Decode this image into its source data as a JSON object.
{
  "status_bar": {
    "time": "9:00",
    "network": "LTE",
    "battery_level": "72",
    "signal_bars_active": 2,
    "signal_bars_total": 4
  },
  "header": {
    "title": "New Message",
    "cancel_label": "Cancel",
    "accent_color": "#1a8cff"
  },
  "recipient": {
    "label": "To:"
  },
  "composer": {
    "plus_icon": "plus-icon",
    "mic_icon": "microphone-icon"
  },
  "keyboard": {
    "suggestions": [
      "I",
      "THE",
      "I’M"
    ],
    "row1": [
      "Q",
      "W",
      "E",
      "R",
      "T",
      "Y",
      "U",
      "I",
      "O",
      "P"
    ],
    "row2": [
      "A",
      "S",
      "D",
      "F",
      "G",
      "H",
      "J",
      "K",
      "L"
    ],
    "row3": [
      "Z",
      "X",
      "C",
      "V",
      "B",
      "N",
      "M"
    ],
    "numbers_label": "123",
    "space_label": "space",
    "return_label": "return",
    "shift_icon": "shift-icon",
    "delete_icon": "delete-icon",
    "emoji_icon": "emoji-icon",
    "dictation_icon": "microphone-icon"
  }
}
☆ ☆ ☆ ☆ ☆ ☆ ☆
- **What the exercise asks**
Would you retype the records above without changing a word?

- **Answer box**
Decode this image into its source data as a JSON object.
{
  "status_bar": {
    "time": "9:00",
    "network": "LTE",
    "battery_level": "72",
    "signal_bars_active": 2,
    "signal_bars_total": 4
  },
  "header": {
    "title": "New Message",
    "cancel_label": "Cancel",
    "accent_color": "#1a8cff"
  },
  "recipient": {
    "label": "To:"
  },
  "composer": {
    "plus_icon": "plus-icon",
    "mic_icon": "microphone-icon"
  },
  "keyboard": {
    "suggestions": [
      "I",
      "THE",
      "I’M"
    ],
    "row1": [
      "Q",
      "W",
      "E",
      "R",
      "T",
      "Y",
      "U",
      "I",
      "O",
      "P"
    ],
    "row2": [
      "A",
      "S",
      "D",
      "F",
      "G",
      "H",
      "J",
      "K",
      "L"
    ],
    "row3": [
      "Z",
      "X",
      "C",
      "V",
      "B",
      "N",
      "M"
    ],
    "numbers_label": "123",
    "space_label": "space",
    "return_label": "return",
    "shift_icon": "shift-icon",
    "delete_icon": "delete-icon",
    "emoji_icon": "emoji-icon",
    "dictation_icon": "microphone-icon"
  }
}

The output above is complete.